Today in History:

Manassas (1861-1862)

User Rating: 0 / 5

Star InactiveStar InactiveStar InactiveStar InactiveStar Inactive
 

CSS Manassas, a 387-ton ironclad ram, was originally built at Medford, Massachusetts, as the screw towboat Enoch Train. Purchased in 1861 by Captain John A. Stevenson of New Orleans, she was converted to a warship at Algiers, Louisiana. Her above-water hull was reshaped to a "turtle-back" form and covered with iron plating. She was given a pointed iron ram at the bow and carried a single gun that fired forward through a small opening. Her low profile made her a difficult target, while her armor protected her against all but the most well-directed enemy gunfire.

Placed in privateer service in September 1861, Manassas was soon taken over by the Confederate Navy and was formally purchased by the Government in December 1861. On 12 October of that year, she attacked the Federal blockading force at the Mississippi River's Head of Passes. The big steam sloop USS Richmond was rammed and seriously damaged, but survived. Manassas was also damaged, mainly by the force of her own ramming effort, but successfully withdrew and was repaired.

Continuing her employment with the Confederacy's defenses on the Lower Mississippi, Manassas played a dramatic role in the major battle that took place during the night of 24 April 1862, when U.S. Navy Flag Officer David Glasgow Farragut boldly took his squadron up the river past Confederate Forts Jackson and Saint Philip to capture New Orleans. During the action off the forts, Manassas attacked the large Union warships Pensacola, Mississippi and Brooklyn. She was able to ram the last two, though not fatally, before running aground. USS Mississippi then disabled her with withering cannon fire. Abandoned and afire, Manassas drifted downstream, exploded and sank.

This page features, or provides links to, all our views concerning CSS Manassas.

For pictures relating to CSS Manassas' participation in the naval battle off Forts Jackson and St. Philip, see:

  • CSS Manassas -- In Action, 24 April 1862

    Photo #: NH 608

    CSS Manassas (1861-62)


    Wash drawing by R.G. Skerrett, 1904.
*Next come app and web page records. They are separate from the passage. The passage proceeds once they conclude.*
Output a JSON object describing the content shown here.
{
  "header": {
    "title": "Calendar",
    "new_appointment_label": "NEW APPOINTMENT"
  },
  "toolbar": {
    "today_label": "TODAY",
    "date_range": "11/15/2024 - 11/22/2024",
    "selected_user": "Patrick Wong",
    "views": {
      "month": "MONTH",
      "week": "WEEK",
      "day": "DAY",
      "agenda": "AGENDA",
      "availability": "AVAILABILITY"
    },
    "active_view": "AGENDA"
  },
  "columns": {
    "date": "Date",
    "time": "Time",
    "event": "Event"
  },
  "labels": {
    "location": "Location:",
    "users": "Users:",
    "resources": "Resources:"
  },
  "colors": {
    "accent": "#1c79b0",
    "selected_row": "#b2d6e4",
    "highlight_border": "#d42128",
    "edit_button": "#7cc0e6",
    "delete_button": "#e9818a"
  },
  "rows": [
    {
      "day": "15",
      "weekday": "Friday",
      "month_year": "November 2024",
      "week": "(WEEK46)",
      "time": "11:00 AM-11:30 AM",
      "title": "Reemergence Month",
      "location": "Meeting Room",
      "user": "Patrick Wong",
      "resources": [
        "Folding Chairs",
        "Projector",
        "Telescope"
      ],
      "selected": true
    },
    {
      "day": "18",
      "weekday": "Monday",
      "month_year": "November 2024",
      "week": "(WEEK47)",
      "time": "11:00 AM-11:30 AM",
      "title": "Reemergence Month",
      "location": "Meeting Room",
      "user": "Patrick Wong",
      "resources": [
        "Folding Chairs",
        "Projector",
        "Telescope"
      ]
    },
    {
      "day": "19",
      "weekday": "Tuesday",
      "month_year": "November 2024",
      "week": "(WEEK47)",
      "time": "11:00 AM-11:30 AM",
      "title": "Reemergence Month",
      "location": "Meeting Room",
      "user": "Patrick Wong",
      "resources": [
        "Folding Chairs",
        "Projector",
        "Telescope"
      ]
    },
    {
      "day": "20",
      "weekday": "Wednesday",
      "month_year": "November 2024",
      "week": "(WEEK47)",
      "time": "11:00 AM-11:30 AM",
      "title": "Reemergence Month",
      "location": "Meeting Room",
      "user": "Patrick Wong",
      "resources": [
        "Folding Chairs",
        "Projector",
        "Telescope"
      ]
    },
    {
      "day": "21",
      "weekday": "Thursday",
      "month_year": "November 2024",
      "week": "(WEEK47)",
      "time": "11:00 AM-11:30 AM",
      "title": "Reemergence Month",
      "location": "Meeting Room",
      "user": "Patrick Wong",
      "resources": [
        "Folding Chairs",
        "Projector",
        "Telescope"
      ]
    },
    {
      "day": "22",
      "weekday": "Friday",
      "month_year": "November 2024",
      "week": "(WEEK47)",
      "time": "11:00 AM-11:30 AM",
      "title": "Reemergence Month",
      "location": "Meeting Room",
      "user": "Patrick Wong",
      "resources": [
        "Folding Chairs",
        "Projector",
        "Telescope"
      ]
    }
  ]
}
    Photo #: NH 79598

    CSS Manassas (1861-1862)


    Pencil sketch made by J.A. Chalaron in 1861, after he had visited the ship while she was under conversion in dock at Algiers, Louisiana.

    Donation of Major General Jim Dan Hill, U.S. Army (Retired), 1964.



    Photo #: NH 46621

    CSS Manassas (1861-1862)


    Blueprint reproduction of a tracing made 9 July 1903 from the original 1861 pencil sketch by J.A. Chalaron.



    Photo #: NH 59012

    "The Battle at the Southwest Pass -- The Ram 'Manassas' attacking the 'Richmond.' -- Sketched by an Officer of the 'Richmond'."


    Line engraving published in "Harper's Weekly", 1861, depicting CSS Manassas attacking USS Richmond near the Head of Passes, Mississippi River, on 12 October 1861.
    Other ships depicted include the U.S. sailing sloops of war Vincennes and Preble (in left center and at right).



    Photo #: NH 59013

    "The Southwest-Pass Bar."


    Line engraving published in "Harper's Weekly", 1862, depicting the Federal blockading fleet near the mouth of the Mississippi River.
    Also shown, in left center, is what appears to be CSS Manassas. She attacked Union warships at Southwest Pass on 12 October 1861.



    Photo #: NH 79599

    CSS Manassas (1861-1862)


    Newspaper article from the "New Orleans Picayune", 1903, giving Captain J.J. Peetz' account of the ship's construction and career.

    Donation of Major General Jim Dan Hill, U.S. Army (Retired), 1964.



    Online Image: 354KB; 580 x 1225 pixels

    Photo #: NH 79600

    CSS Manassas (1861-1862)


    Newspaper article from the "New York Times", 6 July 1903, on the ship's construction and career, as related by Captain J.J. Peetz. The piece had originally appeared in the "New Orleans Picayune" (see Photo # NH 79599).

    Donation of Major General Jim Dan Hill, U.S. Army (Retired), 1964.



    Online Image: 366KB; 695 x 1225 pixels

    Photo #: NH 79601

    Captain John A. Stevenson


    Account of his funeral, from a New Orleans, Louisiana, newspaper of 30 June 1889. He was the builder and original owner of CSS Manassas (1861-62).

    Donation of Major General Jim Dan Hill, U.S. Army (Retired), 1964.



    For pictures relating to CSS Manassas' participation in the naval battle off Forts Jackson and St. Philip, see:

  • CSS Manassas -- In Action, 24 April 1862

    Please login to post a comment. You may create an account using the form available to the right.

     

    Major Battles of the Civil War

     

    Banner